Returning students noted the importance of getting first-years involved in activist movements at the University. Serianni, speaking on behalf of Divest Princeton, emphasized the group’s goals to create a cohort of students from all parts of the Princeton community.
“[First-years] will be here for four years. [Divest] will be here much longer than Princeton thinks we will be. Continuity is essential for Divest Princeton to have long-lasting change,” Serianni said.
Equipped with lessons learned in their previous efforts, these first-years have specific tactics they hope to deploy during their time here.
Frank, for instance, is hoping to create a climate alliance group within the Center for Jewish Life (CJL). Frank and another first-year, Raphaela Gold ’26, have already garnered support on campus for this group, which would function as an offshoot of the Jewish Youth Climate Movement. Frank and Gold hope to promote sustainability through a variety of initiatives, including cleaning up waste around Lake Carnegie, implementing composting in the dining hall, and creating a Climate Action plan for the CJL.
Gold is a Features contributor for the ‘Prince.’

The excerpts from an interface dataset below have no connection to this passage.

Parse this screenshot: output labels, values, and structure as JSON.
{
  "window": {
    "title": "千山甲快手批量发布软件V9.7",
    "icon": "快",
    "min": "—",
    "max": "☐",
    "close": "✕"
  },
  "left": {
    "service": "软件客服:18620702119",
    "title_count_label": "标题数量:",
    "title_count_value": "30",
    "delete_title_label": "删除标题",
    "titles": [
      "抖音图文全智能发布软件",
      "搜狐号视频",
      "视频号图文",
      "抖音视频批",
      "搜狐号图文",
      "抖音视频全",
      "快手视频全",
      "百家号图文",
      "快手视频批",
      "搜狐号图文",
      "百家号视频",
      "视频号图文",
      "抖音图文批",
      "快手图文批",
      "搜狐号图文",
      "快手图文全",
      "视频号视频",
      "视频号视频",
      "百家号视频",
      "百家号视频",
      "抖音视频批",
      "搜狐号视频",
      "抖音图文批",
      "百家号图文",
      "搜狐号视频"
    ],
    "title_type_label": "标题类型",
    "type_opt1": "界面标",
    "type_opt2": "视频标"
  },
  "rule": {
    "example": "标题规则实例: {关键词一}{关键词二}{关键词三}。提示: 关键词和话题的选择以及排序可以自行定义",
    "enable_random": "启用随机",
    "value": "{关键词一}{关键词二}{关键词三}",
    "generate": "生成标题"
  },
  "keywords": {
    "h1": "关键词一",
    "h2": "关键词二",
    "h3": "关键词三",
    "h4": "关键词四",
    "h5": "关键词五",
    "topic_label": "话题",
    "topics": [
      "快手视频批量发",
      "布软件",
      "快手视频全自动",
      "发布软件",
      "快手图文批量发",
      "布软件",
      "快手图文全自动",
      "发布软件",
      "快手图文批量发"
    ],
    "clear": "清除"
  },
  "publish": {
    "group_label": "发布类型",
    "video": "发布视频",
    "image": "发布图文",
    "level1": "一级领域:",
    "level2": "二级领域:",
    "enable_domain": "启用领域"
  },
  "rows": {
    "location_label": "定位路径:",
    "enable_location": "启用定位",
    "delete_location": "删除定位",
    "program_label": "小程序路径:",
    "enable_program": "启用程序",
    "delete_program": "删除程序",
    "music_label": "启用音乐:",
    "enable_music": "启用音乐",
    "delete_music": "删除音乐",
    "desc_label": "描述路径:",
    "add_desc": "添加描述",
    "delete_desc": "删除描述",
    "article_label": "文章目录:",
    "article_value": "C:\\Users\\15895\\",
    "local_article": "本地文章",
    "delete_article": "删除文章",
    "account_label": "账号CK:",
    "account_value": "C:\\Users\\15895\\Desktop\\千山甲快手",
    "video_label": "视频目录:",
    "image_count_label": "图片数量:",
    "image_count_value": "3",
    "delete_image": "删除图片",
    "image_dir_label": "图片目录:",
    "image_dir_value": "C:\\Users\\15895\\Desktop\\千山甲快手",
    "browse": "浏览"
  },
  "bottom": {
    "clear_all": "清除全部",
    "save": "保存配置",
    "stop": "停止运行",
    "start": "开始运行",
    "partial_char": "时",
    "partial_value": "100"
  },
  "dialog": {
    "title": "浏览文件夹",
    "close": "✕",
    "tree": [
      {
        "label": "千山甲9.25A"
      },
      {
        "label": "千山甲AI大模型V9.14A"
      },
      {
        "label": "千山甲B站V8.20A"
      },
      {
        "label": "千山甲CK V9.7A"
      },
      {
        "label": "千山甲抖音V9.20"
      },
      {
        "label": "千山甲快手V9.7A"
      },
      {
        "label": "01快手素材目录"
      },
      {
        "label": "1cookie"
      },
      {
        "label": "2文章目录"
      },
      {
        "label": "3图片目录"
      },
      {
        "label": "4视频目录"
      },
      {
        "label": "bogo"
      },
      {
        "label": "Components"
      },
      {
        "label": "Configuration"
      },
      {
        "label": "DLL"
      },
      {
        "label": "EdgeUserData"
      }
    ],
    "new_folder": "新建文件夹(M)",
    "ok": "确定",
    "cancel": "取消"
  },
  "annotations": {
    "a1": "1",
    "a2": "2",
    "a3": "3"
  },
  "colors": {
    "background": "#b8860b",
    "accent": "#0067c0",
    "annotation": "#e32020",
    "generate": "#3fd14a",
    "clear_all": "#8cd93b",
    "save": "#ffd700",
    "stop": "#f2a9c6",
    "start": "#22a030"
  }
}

“I think this issue [of divestment and climate activism] is an issue that applies to every single student at this University,” Frank said, “even if they aren’t the people writing reports, organizing activism, or being activists. It’s something they should deeply care about and take action on.”
Clemans-Cope hopes to get her message out through “disruptive activism.” She noted that she had previously been arrested twice in acts of civil disobedience while protesting for action on climate change.
“I’m committed to disruptive activism. I believe that in all civil rights movements, and all justice movements, disruptive activism is a critical piece of the puzzle,” Clemans-Cope said. “I myself have been arrested twice for climate related civil disobedience. So things like [protests], this is what we do in order to get our message out and to get politicians listening to us and to get people into the movement.”
Norbrook echoed her sentiments, saying he’s “excited to be a more disruptive voice and presence” as part of Divest Princeton.
After the University's Sept. 29 announcement, these first-years said they were left energized — ready to continue the fight, and to get more creative with their methods for doing so.
“The main takeaway from [the announcement] is that activism works. As Frederick Douglass said, ‘power concedes nothing without demand,’” Clemans-Cope wrote in a statement to the ‘Prince’ following the announcement. “Divest Princeton and our allies will continue to make good trouble, because making good trouble is how you get good things done.”
Sophie Glaser is a news and features contributor, as well as a copy editor for the ‘Prince,’ she can be reached at email@example.com or @SophieMGlaser on Twitter.
Head Podcast Editor Hope Perry also contributed reporting.